Jeffrey Harris, MD, president of the American College of Physicians, last week sent an interesting letter to prospective Secretary of Health and Human Services Tom Daschle. In it, he proposed that any "stimulus package" enacted in president-elect Barack Obama’s administration should "provide a ‘down payment’ on expanding health insurance coverage and delivery system reforms to reverse a growing shortage of primary care physicians."
Jeffrey Harris, MD, president of the American College of Physicians, last week sent an interesting letter to prospective Secretary of Health and Human Services Tom Daschle. In it, he proposed that any “stimulus package” enacted in president-elect Barack Obama’s administration should “provide a ‘down payment’ on expanding health insurance coverage and delivery system reforms to reverse a growing shortage of primary care physicians.”
Harris recommended that any such package, at a minimum, include “direct financial assistance and access to affordable coverage for individuals who will lose their jobs and with them, their health insurance” and “a temporary increase in federal matching funds to states for Medicaid and SCHIP to be used to maintain current levels of Medicaid and SCHIP enrollment and benefits.” This is in keeping with the ACP’s longstanding commitment to healthcare reform to improve access to care for the uninsured.

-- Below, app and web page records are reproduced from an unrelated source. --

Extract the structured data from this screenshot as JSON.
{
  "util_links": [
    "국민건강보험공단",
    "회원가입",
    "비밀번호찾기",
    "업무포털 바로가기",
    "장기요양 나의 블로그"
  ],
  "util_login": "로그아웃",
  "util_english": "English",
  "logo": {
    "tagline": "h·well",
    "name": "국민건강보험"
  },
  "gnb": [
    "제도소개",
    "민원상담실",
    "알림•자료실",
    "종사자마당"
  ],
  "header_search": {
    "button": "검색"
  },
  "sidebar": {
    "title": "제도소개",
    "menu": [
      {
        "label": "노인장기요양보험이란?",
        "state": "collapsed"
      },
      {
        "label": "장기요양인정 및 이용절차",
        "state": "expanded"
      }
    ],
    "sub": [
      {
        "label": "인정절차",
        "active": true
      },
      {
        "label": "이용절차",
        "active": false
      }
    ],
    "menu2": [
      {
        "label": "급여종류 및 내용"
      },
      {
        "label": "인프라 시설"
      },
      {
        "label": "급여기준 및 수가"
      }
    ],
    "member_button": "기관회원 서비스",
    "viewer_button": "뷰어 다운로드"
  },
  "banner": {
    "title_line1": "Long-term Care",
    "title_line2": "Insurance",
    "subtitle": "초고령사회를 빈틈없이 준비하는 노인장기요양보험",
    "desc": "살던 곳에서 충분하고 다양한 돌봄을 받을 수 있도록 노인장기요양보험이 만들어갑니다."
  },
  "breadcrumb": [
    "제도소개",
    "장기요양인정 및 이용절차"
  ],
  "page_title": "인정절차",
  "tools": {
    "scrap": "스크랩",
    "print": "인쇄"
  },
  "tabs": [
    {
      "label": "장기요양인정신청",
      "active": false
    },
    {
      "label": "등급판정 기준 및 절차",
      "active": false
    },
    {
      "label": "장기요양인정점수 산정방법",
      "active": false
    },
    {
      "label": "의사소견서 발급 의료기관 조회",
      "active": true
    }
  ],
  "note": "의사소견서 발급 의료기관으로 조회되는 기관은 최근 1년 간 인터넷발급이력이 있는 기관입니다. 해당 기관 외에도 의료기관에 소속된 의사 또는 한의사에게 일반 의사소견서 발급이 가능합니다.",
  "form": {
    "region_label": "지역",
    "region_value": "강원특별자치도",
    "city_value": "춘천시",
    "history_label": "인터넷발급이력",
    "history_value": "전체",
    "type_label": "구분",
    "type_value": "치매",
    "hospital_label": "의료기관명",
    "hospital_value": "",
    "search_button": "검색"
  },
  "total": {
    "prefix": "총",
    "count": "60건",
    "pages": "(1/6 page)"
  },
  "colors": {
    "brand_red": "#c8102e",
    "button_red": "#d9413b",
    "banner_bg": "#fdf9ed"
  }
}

Such assistance might also serve as something of a financial hedge for primary care physicians in tough economic times; providing funds to ensure covered individuals remain covered might mean fewer individuals who decide to delay seeking treatment or altogether forego visits to their primary care provider. With many states already facing severe budget shortfalls, any increase in the ranks of the uninsured due to unemployment will bring with it increased demand for Medicaid and other services. Bolstering Medicaid and SCHIP might also help primary care physicians in the end; however meager Medicaid reimbursement rates are, it’s better than nothing (though I’m sure some providers will disagree).
More provocatively, the letter also calls for the stimulus package to provide “targeted increases in Medicare payments for primary care physicians as a first step toward reversing a growing and potentially cataclysmic primary care workforce shortage.” Specifically, the ACP recommends a 10% Medicare bonus payment for the next 18 months “for all services provided by primary care physicians,” to be identified by Medicare, which would specify “a percentage threshold of claims for office visits and other services representative of a primary care practice” in order to determine who is eligible to collect the bonus payments.
This would “stabilize funding for primary care practices, especially smaller ones, which are an essential part of the safety net that people rely on for their care, especially in tough economic times. Without funding to stabilize primary care practices, many will go under and have to close.”